When these five types of toxicity show up, they do so in abundance: 65 percent of women reported having a Narcissist as a friend, 59 percent a Chronic Downer, 55 percent a Critic, 45 percent an Underminer, and 37 percent a Flake. That’s a lot of toxic friends! Furthermore one-third of all the women surveyed actually said that their toxic friend was also their best friend. Surprising, though not as surprising as the number of people who admit to staying in a bad friendship just because it felt too hard to end it. The number? 83 percent. Wow.
Now, here’s the big question: Do we actually need these venomous pals in our lives? The answer may be yes; often, a close friend’s good points will outweigh the bad. But how do you know when it’s time to let a toxic friend go?

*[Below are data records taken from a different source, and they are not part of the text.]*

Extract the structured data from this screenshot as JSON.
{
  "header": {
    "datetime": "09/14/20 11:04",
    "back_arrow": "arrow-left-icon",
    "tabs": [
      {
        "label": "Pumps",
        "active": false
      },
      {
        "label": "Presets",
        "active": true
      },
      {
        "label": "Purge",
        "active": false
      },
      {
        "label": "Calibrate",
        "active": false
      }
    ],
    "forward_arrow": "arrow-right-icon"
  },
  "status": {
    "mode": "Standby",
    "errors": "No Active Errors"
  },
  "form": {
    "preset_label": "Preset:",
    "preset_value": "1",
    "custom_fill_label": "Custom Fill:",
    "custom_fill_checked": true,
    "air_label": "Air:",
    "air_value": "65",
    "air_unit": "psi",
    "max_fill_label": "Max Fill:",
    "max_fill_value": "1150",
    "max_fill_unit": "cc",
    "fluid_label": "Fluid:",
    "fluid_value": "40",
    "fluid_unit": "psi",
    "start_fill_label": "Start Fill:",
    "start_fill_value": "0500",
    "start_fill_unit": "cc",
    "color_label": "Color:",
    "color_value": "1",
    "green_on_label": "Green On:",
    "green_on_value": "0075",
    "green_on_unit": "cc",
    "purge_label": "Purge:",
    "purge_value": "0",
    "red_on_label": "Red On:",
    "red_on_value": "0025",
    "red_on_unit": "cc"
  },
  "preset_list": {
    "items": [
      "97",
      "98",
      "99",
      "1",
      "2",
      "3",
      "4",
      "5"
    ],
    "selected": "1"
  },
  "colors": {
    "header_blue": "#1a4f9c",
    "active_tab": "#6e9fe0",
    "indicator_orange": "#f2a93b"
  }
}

Lucy Danziger, SELF’s Editor-in-Chief, says, “Women deal with stress from all over—the economy, their families, their bodies. Friends should be a source of strength, support and positive emotional well-being. If a friendship adds to the overall anxiety you’re feeling, it may be that you owe it to yourself to make a change there.” SELF.com has some tips that may help you figure out whether it’s time to fish or cut bait. It’s not pleasant, but sometimes, it’s just what needs to happen—for everyone’s sake.
What about you, readers? Do you have a House, Moaning Myrtle, Buttercup, Hilly, or Phoebe in your life?
Lucia Peters is BettyConfidential’s associate editor.